Record Type: Non-Journal
Publication Date: 2010
Pages: 159
Abstractor: As Provided
Reference Count: N/A
ISBN: ISBN-978-1-1240-7901-1
ISSN: N/A
Disassociating Maturation and Language Development: Evidence from Internationally Adopted and Deaf Children
Geren, Joy Celeste
ProQuest LLC, Ph.D. Dissertation, Harvard University
Typically language development in children closely coincides with development in many other areas. This makes it difficult to determine whether observed correlations are coincidental or causal in nature. The three studies presented here explore these relationships by looking at two populations of learners who are delayed in exposure to English, but not in other areas of maturation--internationally adopted children and deaf children with cochlear implants. The first study tracks the earliest stage of English acquisition in fourteen preschoolers adopted from China. The study finds that despite the cognitive advantage, these children show the same relationships between vocabulary size and the grammatical complexity of speech that are observed in infant learners and they also show similar vocabulary composition. The second study examines the patterns of lexical and syntactic development in 3 to 9 year old cochlear implant (CI) users.
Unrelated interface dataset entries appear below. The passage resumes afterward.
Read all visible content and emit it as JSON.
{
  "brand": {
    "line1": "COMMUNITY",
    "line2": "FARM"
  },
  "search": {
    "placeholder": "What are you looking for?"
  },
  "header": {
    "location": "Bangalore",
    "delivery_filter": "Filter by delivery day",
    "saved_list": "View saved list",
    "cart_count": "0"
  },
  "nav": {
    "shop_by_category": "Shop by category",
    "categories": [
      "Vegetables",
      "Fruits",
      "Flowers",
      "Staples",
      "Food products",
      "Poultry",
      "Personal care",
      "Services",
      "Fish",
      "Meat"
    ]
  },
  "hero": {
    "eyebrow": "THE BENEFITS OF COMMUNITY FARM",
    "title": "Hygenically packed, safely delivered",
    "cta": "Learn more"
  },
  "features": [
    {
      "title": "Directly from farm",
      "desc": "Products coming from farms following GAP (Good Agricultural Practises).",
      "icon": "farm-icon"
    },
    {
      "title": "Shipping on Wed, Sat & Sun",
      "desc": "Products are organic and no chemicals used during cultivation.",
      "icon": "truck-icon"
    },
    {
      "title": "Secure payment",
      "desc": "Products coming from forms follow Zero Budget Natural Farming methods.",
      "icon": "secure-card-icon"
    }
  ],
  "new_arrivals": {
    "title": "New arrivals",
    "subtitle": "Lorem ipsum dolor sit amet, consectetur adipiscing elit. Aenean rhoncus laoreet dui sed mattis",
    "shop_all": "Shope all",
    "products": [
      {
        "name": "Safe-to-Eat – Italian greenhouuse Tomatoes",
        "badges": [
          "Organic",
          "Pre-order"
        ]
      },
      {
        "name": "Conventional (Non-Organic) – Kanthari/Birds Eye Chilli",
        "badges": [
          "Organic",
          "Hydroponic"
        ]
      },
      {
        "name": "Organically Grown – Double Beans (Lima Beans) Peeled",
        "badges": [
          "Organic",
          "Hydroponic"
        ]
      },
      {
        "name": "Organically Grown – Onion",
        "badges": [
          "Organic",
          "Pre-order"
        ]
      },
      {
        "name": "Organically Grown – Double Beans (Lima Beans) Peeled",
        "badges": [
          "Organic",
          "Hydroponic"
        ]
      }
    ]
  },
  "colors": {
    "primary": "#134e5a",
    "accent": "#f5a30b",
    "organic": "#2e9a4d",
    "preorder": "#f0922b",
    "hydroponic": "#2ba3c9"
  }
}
The CI users show a general advantage in vocabulary ability relative to syntax and show a pattern of syntactic development which appears to be consistent with their perceptual limitations. The third study compares English language abilities and theory of mind (ToM) performance of internationally adopted children who are passed the typical age of ToM mastery but have limited English skills. Current language ability is found to be critical to performance on standard verbal ToM tasks and also influential on visually presented ToM tasks. This group of studies demonstrates that many of the patterns within language development and between language and ToM development remain even when maturational constraints are removed. Rate of acquisition is a notable exception, mature child learners are able to proceed through the typical stages of language development more rapidly than infant learners. [The dissertation citations contained here are published with the permission of ProQuest LLC. Further reproduction is prohibited without permission. Copies of dissertations may be obtained by Telephone (800) 1-800-521-0600. Web page: http://www.proquest.com/en-US/products/dissertations/individuals.shtml.]
ProQuest LLC. 789 East Eisenhower Parkway, P.O. Box 1346, Ann Arbor, MI 48106. Tel: 800-521-0600; Web site: http://www.proquest.com/en-US/products/dissertations/individuals.shtml
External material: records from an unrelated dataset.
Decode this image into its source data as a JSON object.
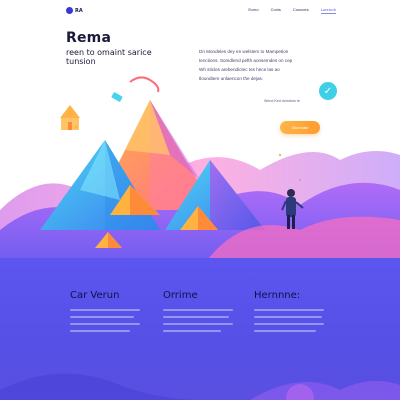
{
  "nav": {
    "logo_text": "RA",
    "links": [
      "Ecmo",
      "Conis",
      "Conoces",
      "Lonncoh"
    ]
  },
  "hero": {
    "title": "Rema",
    "subtitle_line1": "reen to omaint sarice",
    "subtitle_line2": "tunsion",
    "description": [
      "Dn Mondeles dey en welstem to Mampetion",
      "tenctions. Somdlend pefth aonsemdes on cep",
      "Wh sticles arebendictec tes hece las ao",
      "tloundtere unlaencon the dejas."
    ],
    "caption": "Wend Ked dorrsfors te",
    "cta_label": "Glkcrnoise",
    "badge_icon": "check-icon"
  },
  "features": [
    {
      "title": "Car Verun"
    },
    {
      "title": "Orrime"
    },
    {
      "title": "Hernnne:"
    }
  ],
  "colors": {
    "accent": "#5c56f0",
    "cta": "#ffa63d",
    "badge": "#3fd0e6",
    "title": "#1a1a3a"
  }
}
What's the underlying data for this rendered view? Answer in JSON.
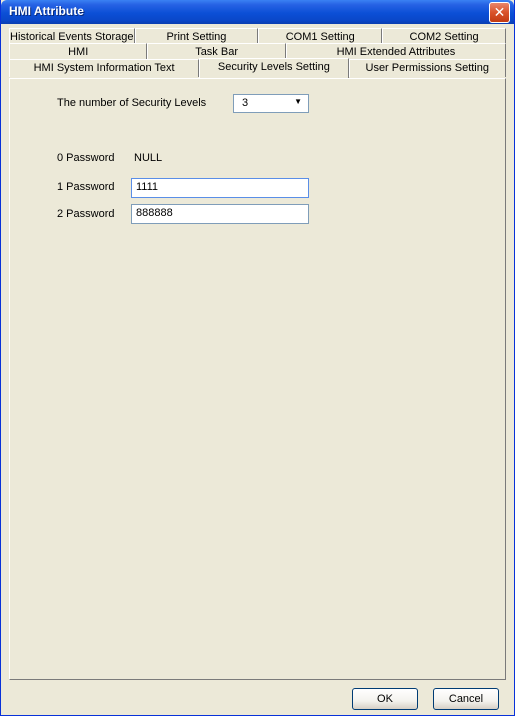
{
  "window": {
    "title": "HMI Attribute",
    "close_glyph": "✕"
  },
  "tabs": {
    "row1": [
      "Historical Events Storage",
      "Print Setting",
      "COM1 Setting",
      "COM2 Setting"
    ],
    "row2": [
      "HMI",
      "Task Bar",
      "HMI Extended Attributes"
    ],
    "row3": [
      "HMI System Information Text",
      "Security Levels Setting",
      "User Permissions Setting"
    ],
    "active": "Security Levels Setting"
  },
  "security": {
    "levels_label": "The number of Security Levels",
    "levels_value": "3",
    "password0_label": "0 Password",
    "password0_value": "NULL",
    "password1_label": "1 Password",
    "password1_value": "1111",
    "password2_label": "2 Password",
    "password2_value": "888888"
  },
  "buttons": {
    "ok": "OK",
    "cancel": "Cancel"
  },
  "icons": {
    "close": "close-icon",
    "dropdown": "chevron-down-icon"
  }
}
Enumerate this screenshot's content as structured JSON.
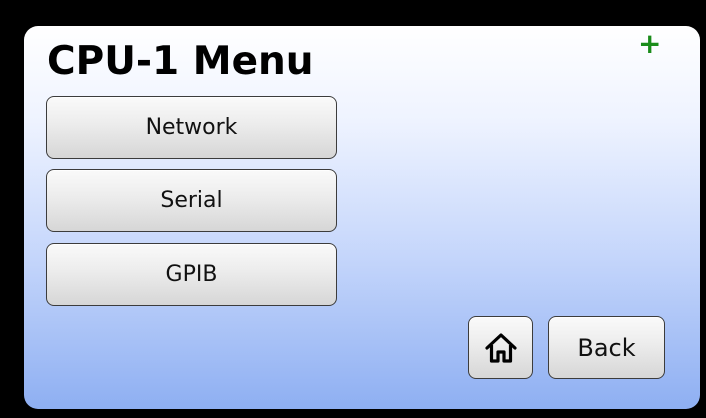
{
  "header": {
    "title": "CPU-1 Menu",
    "status_indicator": "+",
    "status_color": "#1a8c1a"
  },
  "menu": {
    "items": [
      {
        "label": "Network"
      },
      {
        "label": "Serial"
      },
      {
        "label": "GPIB"
      }
    ]
  },
  "footer": {
    "home_icon": "home-icon",
    "back_label": "Back"
  },
  "theme": {
    "background": "#000000",
    "screen_gradient_top": "#ffffff",
    "screen_gradient_bottom": "#8eaff2"
  }
}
Publication Type: Dissertations/Theses - Doctoral Dissertations
Education Level: Early Childhood Education; Preschool Education
Audience: N/A
Language: English
Sponsor: N/A
Authoring Institution: N/A
Identifiers - Location: China